There were three formal instructions, presumption of innocence, intent and circumstantial evidence and the fourth was the principal instructionit hypothesized a finding of a breaking into Mrs. Filsinger's home and the removal of her personal belongings. At one point the instruction uses this language that "the defendant did wrongfully, forcibly and burglariously break and enter into the house and building of Anna Filsinger." It is objected that "By omitting the word `felony' in the charge of burglary, the instruction was clearly in error in not including the necessary elements that the jury must find." In this connection it is objected that the court erred in not defining the words "wrongfully," "forcibly" and "burglariously."
Two distinct sets of instructions on burglary and stealing have evolved and are in general use. In one set of instructions the word "feloniously" is defined and employed in the manner the appellant now urges, "as meaning `wickedly and against the admonition of the law, that is unlawfully'" and "burglariously" in these instructions is defined "as meaning `with an intent to commit burglary.'" In those cases the appellants attacked the definitions, particularly the definitions of "feloniously," but the court approved them in both form and substance. State v. Turner, Mo., 272 S.W.2d 266, 271-272; State v. Jackson, Mo., 338 S.W.2d 848, 851-852. In the other set of instructions the word "feloniously" is not separately defined and as will be noted from the excerpt quoted here from Instruction 4 they do not insert or employ the word "feloniously" along with the language "wrongfully, forcibly and burglariously." It does not appear that the objections made here have heretofore been lodged against this instruction but against other complaints it has been approved. State v. Papin, Mo., 386 S.W.2d 355, 360. Then too in the instruction in that case as in Instruction 4 here, after hypothesizing a wrongful and forcible breaking the instruction continues "with the felonious intent, then and there to steal therein." So in the end the word "felonious" is employed and it will be noted that in the instructions defining terms the word is defined as "wickedly and against the admonition of the law, that is unlawfully," all of which is synonymous with "wrongfully, forcibly and burglariously." "Wrongfully," "forcibly" and "burglariously" are not words of art and in the absence of a request or necessity for further explanation or definition of terms the court did not prejudicially err in failing to separately define these terms. State v. Papin, supra; State v. Smith, Mo., 342 S.W.2d 940.
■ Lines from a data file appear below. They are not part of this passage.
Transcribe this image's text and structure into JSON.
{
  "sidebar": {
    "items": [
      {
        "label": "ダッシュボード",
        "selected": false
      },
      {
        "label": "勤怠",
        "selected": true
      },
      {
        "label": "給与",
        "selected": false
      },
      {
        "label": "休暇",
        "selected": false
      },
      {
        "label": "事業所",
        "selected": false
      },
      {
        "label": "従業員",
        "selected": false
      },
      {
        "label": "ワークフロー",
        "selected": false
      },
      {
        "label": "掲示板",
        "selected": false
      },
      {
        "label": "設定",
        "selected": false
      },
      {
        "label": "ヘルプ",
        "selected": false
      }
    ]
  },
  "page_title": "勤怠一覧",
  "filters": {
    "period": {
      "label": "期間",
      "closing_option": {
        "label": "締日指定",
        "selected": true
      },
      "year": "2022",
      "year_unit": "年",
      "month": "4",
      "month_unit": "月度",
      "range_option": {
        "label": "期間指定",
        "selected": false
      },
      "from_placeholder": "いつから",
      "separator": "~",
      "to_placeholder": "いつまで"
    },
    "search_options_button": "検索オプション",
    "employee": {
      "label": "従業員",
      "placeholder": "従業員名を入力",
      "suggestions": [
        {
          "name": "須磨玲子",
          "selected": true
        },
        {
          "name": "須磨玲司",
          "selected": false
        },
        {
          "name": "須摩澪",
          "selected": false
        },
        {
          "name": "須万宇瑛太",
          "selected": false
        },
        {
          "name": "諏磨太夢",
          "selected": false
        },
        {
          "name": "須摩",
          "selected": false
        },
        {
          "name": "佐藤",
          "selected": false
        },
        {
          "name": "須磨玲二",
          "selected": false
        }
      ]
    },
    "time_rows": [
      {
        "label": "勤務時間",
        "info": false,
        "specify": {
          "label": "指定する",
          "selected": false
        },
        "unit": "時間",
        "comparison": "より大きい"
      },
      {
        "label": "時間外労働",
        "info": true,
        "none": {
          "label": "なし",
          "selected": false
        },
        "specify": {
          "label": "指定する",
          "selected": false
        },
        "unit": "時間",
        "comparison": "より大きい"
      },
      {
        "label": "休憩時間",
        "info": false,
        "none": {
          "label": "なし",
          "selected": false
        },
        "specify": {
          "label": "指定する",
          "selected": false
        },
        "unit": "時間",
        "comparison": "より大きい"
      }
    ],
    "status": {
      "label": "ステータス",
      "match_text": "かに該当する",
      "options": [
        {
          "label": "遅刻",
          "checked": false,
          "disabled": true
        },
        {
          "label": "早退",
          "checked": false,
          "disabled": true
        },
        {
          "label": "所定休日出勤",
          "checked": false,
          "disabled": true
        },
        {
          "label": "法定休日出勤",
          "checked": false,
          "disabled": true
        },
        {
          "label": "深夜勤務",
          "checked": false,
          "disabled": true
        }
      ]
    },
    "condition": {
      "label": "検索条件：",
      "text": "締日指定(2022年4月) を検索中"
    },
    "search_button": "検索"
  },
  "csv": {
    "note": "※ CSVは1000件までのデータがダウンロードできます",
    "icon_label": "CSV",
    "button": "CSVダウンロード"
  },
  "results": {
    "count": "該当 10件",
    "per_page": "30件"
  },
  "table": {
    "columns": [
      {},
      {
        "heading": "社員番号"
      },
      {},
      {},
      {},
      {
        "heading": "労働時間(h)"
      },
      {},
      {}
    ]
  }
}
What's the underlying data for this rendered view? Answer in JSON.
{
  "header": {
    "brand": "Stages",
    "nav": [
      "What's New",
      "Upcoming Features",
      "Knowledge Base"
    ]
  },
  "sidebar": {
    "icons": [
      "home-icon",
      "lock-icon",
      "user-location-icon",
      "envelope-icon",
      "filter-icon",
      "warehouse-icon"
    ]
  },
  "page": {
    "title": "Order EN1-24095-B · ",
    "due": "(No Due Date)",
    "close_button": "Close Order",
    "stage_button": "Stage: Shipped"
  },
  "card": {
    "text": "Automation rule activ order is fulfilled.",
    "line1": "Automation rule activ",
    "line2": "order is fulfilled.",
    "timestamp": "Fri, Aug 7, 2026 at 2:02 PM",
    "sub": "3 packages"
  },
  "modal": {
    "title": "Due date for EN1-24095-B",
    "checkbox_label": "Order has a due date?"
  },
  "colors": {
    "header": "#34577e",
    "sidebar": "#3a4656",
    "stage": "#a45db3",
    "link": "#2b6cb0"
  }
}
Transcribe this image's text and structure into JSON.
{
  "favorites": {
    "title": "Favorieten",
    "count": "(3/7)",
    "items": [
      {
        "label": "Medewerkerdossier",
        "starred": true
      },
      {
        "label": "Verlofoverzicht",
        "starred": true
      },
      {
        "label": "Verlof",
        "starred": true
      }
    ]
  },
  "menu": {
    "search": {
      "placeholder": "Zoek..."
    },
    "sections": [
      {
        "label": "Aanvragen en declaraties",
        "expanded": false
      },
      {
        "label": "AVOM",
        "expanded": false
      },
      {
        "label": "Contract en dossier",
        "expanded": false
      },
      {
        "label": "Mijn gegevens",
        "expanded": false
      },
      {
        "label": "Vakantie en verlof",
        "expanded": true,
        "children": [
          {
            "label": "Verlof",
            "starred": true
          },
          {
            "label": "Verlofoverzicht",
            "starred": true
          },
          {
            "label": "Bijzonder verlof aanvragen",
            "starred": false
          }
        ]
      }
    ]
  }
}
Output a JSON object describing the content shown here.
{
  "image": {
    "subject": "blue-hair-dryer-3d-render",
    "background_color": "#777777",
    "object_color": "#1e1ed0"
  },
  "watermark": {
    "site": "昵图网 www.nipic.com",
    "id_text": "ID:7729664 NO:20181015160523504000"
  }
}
As indicated, the information appropriately charges the offense and there are no errors "upon the record" before the court (RSMo 1959, § 547.270, V.A.M.S., Criminal *574 Rule 28.02) and for the reasons indicated the judgment is affirmed.
STOCKARD, C., concurs.
PRITCHARD, C., not sitting.
The foregoing opinion by BARRETT, C., is adopted as the opinion of the court.
All of the Judges concur.